(Dataset rows for apps and sites)
= = =
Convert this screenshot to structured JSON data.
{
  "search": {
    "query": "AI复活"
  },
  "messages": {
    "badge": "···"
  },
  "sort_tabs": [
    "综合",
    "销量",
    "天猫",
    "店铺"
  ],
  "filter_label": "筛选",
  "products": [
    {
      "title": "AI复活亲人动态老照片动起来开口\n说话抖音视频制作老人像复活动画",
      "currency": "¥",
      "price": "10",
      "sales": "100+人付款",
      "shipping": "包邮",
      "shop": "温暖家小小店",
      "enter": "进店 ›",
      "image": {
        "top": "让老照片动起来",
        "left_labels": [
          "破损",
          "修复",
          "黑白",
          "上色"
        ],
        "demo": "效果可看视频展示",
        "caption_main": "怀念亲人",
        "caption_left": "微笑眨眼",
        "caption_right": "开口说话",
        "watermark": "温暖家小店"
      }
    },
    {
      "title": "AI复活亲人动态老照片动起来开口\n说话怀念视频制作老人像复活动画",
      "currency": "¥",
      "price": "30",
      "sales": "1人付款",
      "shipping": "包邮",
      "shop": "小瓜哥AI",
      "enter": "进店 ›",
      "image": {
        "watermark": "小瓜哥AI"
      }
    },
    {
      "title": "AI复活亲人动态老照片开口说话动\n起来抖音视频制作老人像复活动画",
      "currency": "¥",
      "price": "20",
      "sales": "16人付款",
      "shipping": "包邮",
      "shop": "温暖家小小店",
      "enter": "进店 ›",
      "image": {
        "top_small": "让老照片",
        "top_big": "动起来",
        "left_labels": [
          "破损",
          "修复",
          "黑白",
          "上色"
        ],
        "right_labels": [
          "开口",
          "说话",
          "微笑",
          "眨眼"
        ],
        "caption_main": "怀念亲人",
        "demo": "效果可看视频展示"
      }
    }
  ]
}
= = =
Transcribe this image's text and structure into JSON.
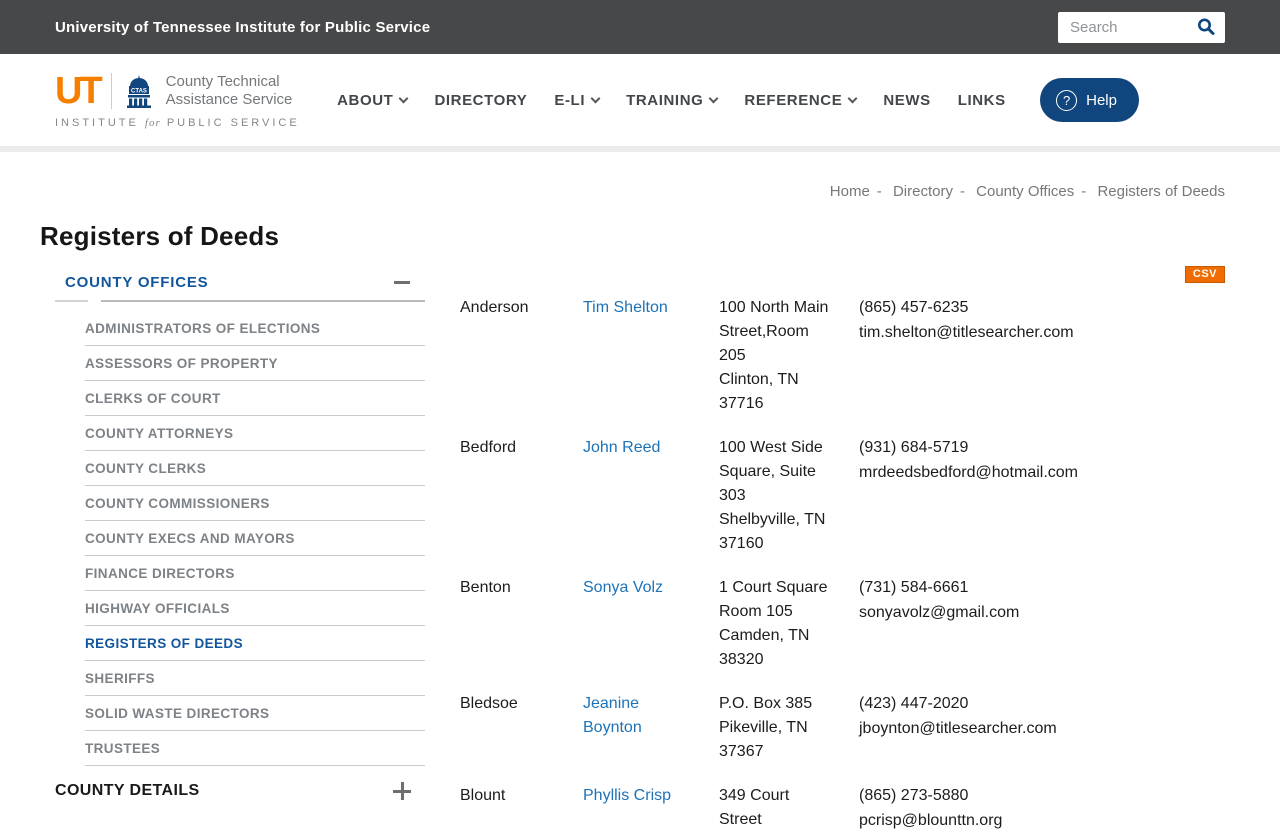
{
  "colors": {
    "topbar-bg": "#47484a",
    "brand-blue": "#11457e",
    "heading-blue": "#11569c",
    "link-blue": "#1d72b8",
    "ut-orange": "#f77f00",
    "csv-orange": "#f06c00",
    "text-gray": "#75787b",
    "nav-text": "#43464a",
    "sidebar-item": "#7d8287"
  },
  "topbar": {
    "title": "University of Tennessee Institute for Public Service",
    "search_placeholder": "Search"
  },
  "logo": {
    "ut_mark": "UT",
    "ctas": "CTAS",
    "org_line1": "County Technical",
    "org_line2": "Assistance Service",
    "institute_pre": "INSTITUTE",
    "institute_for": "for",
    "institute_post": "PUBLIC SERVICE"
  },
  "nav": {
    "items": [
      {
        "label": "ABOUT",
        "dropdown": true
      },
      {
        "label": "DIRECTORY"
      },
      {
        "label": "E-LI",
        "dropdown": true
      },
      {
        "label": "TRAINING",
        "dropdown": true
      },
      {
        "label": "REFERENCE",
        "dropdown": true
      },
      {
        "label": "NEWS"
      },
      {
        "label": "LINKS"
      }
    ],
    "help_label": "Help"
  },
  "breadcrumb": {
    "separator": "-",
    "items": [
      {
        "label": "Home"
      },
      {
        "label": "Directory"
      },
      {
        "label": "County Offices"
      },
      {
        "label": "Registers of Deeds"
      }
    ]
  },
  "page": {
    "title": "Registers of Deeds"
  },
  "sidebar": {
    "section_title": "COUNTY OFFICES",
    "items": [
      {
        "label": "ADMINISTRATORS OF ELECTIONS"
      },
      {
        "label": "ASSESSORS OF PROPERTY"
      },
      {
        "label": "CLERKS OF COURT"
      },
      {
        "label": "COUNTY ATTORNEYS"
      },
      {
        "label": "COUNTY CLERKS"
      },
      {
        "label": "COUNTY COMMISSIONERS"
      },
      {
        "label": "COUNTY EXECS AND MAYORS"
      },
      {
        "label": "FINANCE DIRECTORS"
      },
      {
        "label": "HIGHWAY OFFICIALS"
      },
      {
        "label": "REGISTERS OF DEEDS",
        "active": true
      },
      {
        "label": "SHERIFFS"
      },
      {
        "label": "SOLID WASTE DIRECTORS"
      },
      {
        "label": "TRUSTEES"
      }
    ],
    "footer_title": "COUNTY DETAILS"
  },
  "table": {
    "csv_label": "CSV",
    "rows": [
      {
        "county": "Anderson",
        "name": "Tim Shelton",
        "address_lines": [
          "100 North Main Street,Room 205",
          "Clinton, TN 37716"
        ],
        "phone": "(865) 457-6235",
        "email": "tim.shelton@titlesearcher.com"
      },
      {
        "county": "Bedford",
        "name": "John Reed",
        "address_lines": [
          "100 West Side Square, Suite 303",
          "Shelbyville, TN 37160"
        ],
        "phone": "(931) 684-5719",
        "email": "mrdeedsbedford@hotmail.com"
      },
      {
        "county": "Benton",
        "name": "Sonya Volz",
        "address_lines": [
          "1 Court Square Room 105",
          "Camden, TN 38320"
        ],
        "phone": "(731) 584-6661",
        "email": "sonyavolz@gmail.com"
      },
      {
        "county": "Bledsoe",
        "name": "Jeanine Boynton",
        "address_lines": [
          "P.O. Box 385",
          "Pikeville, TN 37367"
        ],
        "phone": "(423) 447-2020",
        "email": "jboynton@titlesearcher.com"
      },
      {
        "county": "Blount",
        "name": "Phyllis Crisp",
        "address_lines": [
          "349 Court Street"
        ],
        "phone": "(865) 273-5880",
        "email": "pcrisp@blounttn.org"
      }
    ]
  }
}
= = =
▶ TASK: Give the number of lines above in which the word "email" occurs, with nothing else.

▶ PROBLEM SOLUTION: 5